# WHAT IS REQUIRED
Scan the material for the word "heading" and return every matching line.

# ENTRIES SHOWN
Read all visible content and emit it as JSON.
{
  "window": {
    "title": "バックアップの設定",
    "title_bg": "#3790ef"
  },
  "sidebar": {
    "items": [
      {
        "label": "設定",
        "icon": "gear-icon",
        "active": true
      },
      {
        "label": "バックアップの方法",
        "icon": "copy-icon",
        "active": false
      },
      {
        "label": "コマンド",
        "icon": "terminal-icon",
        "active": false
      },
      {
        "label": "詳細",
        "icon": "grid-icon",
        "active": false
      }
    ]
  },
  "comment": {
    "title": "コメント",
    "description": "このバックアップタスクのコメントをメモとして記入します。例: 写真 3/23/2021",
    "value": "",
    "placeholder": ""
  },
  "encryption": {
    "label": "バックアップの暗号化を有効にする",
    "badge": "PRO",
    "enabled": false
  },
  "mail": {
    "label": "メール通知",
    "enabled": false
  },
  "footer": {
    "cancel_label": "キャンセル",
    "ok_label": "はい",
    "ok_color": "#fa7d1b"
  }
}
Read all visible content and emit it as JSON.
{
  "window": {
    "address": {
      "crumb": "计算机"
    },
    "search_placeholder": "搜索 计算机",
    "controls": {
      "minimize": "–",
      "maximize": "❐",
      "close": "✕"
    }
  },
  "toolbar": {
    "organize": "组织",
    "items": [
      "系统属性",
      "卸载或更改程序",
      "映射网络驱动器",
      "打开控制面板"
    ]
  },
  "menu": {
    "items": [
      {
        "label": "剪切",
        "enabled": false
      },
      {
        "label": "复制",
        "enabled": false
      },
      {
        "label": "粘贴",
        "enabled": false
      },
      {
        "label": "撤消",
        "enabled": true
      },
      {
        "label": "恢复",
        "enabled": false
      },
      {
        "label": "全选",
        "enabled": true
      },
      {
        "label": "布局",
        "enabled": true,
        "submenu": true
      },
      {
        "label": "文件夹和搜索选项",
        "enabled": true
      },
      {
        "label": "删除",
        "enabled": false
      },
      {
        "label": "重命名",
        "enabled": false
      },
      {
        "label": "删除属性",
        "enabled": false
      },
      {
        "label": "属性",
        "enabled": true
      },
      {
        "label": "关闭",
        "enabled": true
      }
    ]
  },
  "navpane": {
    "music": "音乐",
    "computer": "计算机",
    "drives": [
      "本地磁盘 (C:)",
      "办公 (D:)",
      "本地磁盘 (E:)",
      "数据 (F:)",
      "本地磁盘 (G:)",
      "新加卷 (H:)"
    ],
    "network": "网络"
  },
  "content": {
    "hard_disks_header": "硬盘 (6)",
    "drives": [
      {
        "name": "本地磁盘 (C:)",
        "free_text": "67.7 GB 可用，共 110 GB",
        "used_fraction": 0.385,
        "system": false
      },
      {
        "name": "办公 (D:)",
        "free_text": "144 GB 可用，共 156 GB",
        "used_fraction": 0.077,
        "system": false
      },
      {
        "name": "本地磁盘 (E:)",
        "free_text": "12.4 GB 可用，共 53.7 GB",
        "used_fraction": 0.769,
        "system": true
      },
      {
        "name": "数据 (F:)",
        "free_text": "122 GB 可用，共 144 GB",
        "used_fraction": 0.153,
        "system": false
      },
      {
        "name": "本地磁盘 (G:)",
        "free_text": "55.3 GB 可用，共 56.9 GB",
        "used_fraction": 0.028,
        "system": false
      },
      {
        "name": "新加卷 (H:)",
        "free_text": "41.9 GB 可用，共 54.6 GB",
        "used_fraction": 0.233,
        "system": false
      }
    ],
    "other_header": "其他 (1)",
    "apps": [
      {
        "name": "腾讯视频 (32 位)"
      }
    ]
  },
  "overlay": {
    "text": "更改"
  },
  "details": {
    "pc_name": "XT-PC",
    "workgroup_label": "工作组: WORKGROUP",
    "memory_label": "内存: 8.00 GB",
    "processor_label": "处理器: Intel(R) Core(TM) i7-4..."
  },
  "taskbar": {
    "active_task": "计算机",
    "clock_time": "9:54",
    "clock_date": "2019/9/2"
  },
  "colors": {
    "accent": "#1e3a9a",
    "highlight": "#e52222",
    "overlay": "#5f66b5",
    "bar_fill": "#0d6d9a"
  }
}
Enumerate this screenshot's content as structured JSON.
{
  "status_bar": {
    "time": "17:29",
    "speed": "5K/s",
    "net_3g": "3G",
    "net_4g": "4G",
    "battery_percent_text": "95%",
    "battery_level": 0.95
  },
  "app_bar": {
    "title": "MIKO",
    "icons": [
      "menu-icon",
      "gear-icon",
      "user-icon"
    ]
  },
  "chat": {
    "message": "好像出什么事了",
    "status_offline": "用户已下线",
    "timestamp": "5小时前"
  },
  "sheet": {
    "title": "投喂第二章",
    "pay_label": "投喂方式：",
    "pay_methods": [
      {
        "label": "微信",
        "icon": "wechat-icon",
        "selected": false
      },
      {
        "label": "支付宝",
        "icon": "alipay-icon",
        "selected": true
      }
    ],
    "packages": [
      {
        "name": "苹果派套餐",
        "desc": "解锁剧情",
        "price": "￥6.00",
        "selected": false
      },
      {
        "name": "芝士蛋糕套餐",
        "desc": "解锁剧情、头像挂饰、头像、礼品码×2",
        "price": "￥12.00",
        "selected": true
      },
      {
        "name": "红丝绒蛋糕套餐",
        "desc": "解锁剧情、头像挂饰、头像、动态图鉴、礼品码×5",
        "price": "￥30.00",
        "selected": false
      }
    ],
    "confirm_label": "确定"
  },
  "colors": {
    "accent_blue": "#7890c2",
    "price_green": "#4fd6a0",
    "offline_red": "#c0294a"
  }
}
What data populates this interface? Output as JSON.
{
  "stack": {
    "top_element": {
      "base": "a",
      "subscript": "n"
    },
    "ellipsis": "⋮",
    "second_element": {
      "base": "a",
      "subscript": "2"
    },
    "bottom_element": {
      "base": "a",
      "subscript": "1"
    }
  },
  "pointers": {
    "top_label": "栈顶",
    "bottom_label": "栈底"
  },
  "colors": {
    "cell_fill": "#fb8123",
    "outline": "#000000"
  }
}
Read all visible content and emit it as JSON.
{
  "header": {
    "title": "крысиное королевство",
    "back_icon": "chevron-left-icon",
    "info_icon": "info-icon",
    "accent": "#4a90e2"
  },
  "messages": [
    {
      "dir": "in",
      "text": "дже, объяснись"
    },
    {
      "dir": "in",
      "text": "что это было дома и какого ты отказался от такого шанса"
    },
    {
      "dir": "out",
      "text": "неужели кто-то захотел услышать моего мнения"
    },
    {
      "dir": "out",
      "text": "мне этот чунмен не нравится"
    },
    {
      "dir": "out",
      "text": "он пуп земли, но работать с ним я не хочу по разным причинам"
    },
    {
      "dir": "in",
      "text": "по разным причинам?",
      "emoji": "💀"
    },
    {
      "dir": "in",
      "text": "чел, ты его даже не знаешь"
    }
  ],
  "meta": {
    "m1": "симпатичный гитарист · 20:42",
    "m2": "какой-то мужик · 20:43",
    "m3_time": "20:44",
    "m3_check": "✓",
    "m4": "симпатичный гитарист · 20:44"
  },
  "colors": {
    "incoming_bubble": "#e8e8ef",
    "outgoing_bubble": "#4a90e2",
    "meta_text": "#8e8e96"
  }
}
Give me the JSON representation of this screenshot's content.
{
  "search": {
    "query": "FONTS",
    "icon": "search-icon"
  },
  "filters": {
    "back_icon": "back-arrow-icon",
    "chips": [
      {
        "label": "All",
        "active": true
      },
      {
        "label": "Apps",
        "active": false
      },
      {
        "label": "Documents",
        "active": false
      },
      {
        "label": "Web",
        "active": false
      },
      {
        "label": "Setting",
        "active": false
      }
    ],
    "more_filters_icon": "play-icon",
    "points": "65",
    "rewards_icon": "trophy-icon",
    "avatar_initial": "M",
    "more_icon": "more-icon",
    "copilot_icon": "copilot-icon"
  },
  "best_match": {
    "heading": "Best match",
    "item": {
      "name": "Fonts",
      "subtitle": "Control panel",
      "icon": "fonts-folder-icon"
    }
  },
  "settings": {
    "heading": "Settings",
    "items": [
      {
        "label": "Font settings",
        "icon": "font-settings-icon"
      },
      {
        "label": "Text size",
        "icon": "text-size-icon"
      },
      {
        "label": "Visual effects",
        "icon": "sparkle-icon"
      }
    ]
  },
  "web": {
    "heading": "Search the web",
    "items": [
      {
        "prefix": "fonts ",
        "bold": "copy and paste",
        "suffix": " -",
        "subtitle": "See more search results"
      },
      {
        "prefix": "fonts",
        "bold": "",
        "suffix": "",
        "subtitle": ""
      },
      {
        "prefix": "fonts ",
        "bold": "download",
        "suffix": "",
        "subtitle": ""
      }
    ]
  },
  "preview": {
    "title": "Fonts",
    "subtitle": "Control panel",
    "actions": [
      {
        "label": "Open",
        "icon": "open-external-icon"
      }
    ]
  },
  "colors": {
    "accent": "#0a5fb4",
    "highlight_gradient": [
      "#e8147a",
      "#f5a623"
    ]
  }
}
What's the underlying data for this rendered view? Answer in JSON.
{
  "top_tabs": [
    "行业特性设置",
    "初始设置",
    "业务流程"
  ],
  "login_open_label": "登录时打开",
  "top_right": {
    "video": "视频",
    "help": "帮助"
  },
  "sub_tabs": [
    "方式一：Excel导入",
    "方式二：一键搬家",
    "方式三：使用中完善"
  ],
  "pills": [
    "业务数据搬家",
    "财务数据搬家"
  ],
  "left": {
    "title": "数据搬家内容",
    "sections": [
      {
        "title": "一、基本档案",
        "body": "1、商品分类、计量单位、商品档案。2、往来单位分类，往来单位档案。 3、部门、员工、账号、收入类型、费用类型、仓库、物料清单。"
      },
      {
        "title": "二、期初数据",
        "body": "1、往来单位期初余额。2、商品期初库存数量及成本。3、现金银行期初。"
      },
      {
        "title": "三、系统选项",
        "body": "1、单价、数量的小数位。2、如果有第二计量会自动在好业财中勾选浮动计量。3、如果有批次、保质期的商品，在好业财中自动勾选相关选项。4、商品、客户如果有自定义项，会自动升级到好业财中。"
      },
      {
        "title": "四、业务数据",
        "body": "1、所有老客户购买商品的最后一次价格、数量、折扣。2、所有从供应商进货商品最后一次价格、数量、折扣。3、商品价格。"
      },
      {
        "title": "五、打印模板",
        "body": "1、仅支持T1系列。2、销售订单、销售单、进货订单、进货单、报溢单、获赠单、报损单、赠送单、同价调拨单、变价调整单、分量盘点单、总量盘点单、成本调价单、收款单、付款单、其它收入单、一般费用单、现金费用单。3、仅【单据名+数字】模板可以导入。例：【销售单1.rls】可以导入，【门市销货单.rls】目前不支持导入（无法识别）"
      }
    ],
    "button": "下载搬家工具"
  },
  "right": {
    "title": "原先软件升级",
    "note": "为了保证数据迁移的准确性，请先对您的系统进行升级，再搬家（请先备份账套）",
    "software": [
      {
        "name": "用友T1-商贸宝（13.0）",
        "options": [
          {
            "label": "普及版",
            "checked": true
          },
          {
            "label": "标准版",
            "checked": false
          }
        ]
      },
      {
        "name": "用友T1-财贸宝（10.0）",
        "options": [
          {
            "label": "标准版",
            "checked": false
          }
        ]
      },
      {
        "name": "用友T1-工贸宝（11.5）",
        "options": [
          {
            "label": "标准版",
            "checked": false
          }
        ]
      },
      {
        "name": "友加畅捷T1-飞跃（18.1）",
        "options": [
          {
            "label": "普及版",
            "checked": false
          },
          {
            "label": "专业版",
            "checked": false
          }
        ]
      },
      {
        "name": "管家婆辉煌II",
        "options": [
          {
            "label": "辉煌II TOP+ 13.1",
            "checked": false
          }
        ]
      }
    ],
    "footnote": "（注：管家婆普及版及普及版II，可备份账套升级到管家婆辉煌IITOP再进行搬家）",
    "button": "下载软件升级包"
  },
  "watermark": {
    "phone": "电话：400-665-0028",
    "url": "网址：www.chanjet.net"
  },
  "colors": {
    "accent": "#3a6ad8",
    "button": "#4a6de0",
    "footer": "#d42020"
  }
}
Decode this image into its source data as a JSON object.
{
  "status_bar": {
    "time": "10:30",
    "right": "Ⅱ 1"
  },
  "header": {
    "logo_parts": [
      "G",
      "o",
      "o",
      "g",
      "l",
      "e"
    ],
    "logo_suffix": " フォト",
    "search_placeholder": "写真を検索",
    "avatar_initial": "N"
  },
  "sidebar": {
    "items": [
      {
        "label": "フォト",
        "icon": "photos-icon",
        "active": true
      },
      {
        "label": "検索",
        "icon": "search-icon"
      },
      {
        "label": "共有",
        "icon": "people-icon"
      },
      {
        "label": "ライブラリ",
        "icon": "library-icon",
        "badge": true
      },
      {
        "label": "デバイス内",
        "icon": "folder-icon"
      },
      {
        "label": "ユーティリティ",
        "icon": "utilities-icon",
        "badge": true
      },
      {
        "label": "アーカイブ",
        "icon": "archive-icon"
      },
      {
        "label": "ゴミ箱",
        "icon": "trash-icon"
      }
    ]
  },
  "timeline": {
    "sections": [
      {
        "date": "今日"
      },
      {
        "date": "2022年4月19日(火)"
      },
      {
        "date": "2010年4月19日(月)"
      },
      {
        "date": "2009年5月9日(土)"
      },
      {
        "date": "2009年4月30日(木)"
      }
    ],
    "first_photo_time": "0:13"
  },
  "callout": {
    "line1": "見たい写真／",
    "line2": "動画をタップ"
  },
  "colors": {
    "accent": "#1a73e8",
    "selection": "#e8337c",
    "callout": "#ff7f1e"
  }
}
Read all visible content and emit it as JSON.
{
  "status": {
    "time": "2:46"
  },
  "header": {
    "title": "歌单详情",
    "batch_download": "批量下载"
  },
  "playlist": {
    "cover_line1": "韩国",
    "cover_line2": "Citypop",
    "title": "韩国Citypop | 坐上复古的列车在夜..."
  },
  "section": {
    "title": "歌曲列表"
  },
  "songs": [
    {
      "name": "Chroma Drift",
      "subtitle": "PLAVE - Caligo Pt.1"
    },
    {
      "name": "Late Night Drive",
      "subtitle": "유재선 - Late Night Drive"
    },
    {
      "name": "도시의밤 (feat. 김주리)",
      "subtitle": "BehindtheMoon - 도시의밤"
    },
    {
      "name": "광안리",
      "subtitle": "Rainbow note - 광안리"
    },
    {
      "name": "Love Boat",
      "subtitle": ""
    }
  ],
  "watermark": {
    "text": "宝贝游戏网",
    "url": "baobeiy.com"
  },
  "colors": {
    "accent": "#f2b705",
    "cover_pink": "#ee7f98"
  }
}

# OUTPUT
    "heading": "Best match",
    "heading": "Settings",
    "heading": "Search the web",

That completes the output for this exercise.